Our life’s journey is our legacy, our history, to the generation who follows us. None of us is an island though, so other’s history blends and dissolves within ours, giving our story a richer patina and glow. We are, after all a conglomeration of all of our experiences, the good of us as well as those moments when we acted, perhaps, less than stellar. We travel happily along quickly through the good but at acute moments our road is abruptly turned hazardous. But it’s in these moments that our true selves are formed into the gracefulness we should become. I’ve had two such experiences in my life and they both correspond with these two old pictures of mine. The first resoundingly devastating moment occurred about ten years ago when my sister-in-law, best friend really, was diagnosed with leukemia.
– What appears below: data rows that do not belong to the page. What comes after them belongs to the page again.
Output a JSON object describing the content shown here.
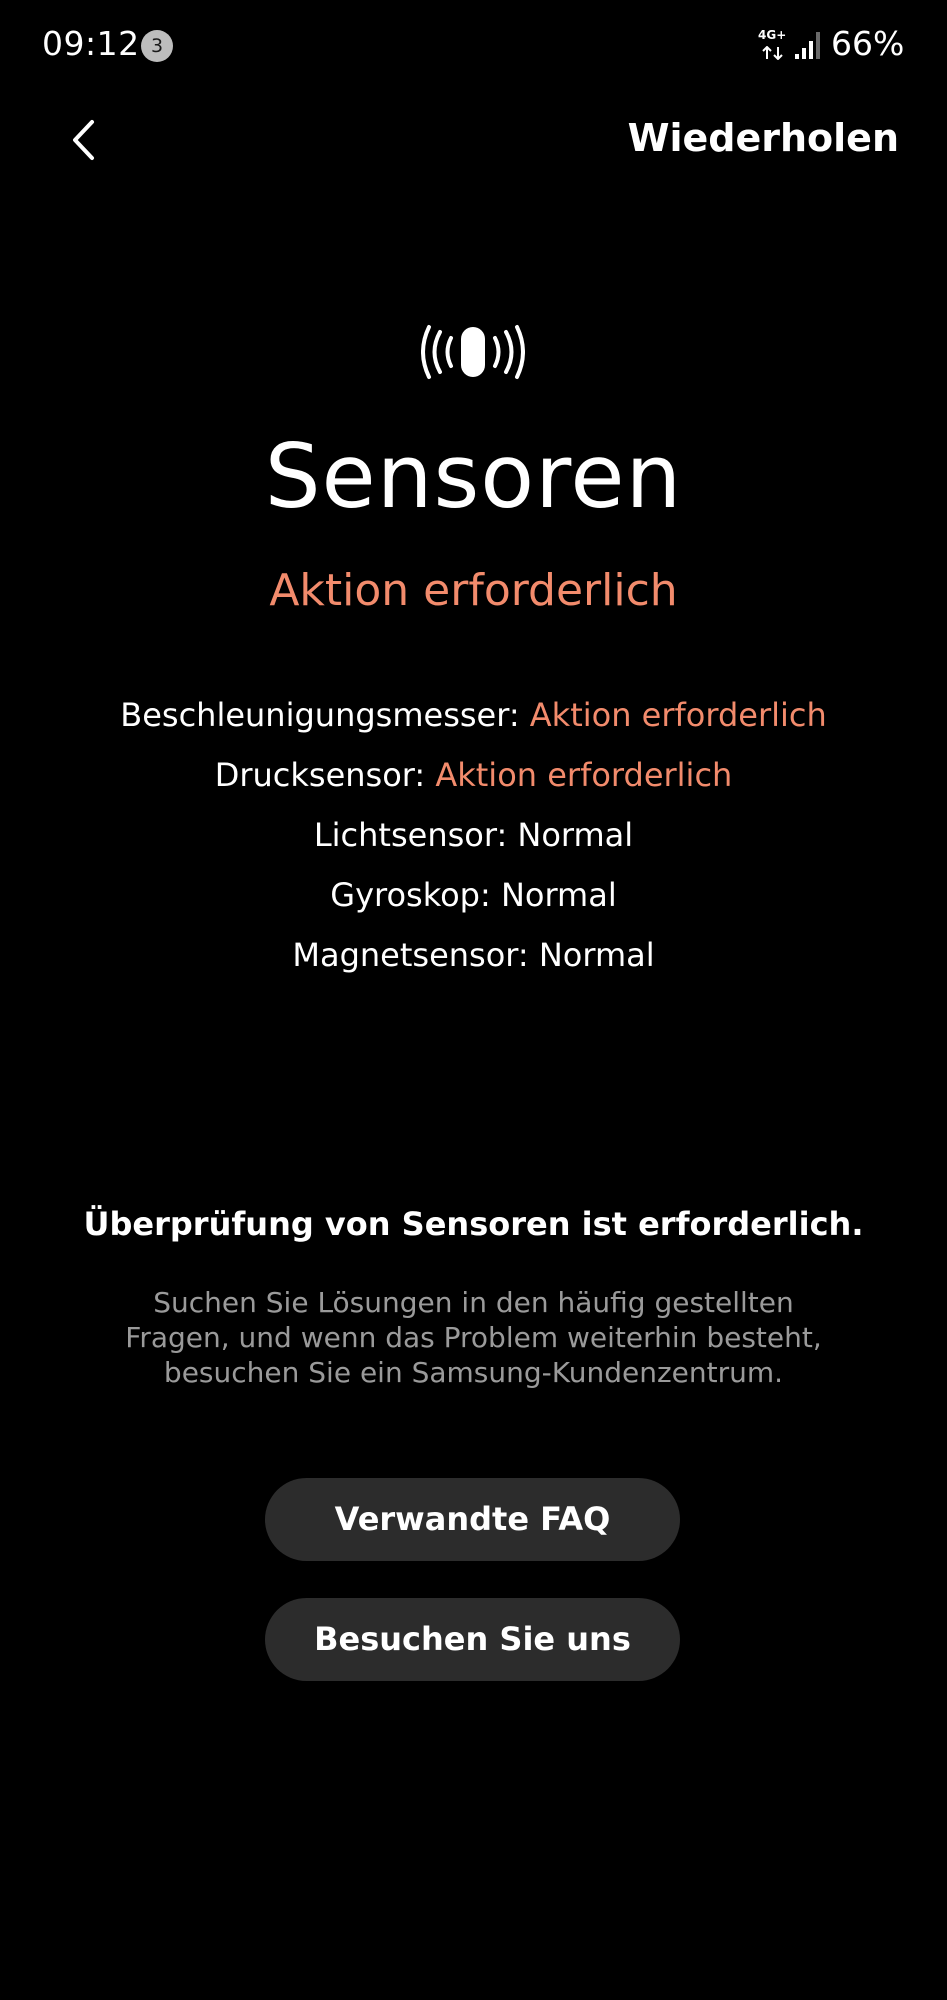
{
  "status_bar": {
    "time": "09:12",
    "notification_count": "3",
    "network_type": "4G+",
    "battery": "66%"
  },
  "header": {
    "back_icon": "chevron-left-icon",
    "retry_label": "Wiederholen"
  },
  "main": {
    "icon": "vibration-sensor-icon",
    "title": "Sensoren",
    "overall_status": "Aktion erforderlich",
    "sensors": [
      {
        "name": "Beschleunigungsmesser:",
        "status": "Aktion erforderlich"
      },
      {
        "name": "Drucksensor:",
        "status": "Aktion erforderlich"
      },
      {
        "name": "Lichtsensor:",
        "status": "Normal"
      },
      {
        "name": "Gyroskop:",
        "status": "Normal"
      },
      {
        "name": "Magnetsensor:",
        "status": "Normal"
      }
    ],
    "notice_title": "Überprüfung von Sensoren ist erforderlich.",
    "notice_body": "Suchen Sie Lösungen in den häufig gestellten Fragen, und wenn das Problem weiterhin besteht, besuchen Sie ein Samsung-Kundenzentrum."
  },
  "actions": {
    "faq_label": "Verwandte FAQ",
    "visit_label": "Besuchen Sie uns"
  },
  "colors": {
    "background": "#000000",
    "warning": "#f28b6c",
    "button_bg": "#2c2c2c",
    "secondary_text": "#9a9a9a"
  }
}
It was my first real experience with cancer and I can tell you, cancer can ravish not just it’s victim but all those around them with the oxygen consuming tenacity of a forest fire. She lived an additional 9 months, if lived is what you call it, I will tell you this, from the day she was diagnosed, she never returned home. And sadly, as I said, no person is an island because she never returned home to her husband (my brother), or to her two early teenage children who would no longer by guided by the loving tutelage of a doting mother.
The second such moment was the Bridal magazine toting, husband hunting for Cao, bundle of five foot nothing body of energy known as my mum. I suppose I shouldn’t have been surprised. One in eight women will have breast cancer. One in five women will have “some” form of cancer in their life-time. We all probably know or have known someone with cancer. But this was my mom, not someone else’s, mine and she’s supposed to healthy and whole her entire life. I’d like to say her journey was easy, she always acted like it was, but I know the horror stories of mastectomies and chemo-therapy but thankfully (if you can say thankfully for a mastectomy), she has been cancer remission for 5 years now.
The fact is, with breast cancer, early detection has been shown to greatly increase a patients positive prognosis. Remember, breast cancer is an equal opportunity malicious disease. That sentence within itself behooves all of us, women, men, people of all ages, ethnicity, and background to play a more proactive role in our breast health. Learn it’s symptoms, learn self-diagnosis, just learn the facts. October is Breast Cancer Awareness month and it’s my hope that you will not only set every October as a reminder for you to follow screening recommendations, update your knowledge and self care/medical care but also as a moment to remember those you know or knew who had some form of cancer. Don’t let their suffering be in vain, let’s work together to find the cure. http://ww5.komen.org/breastcancer/earlydetectionampscreening.html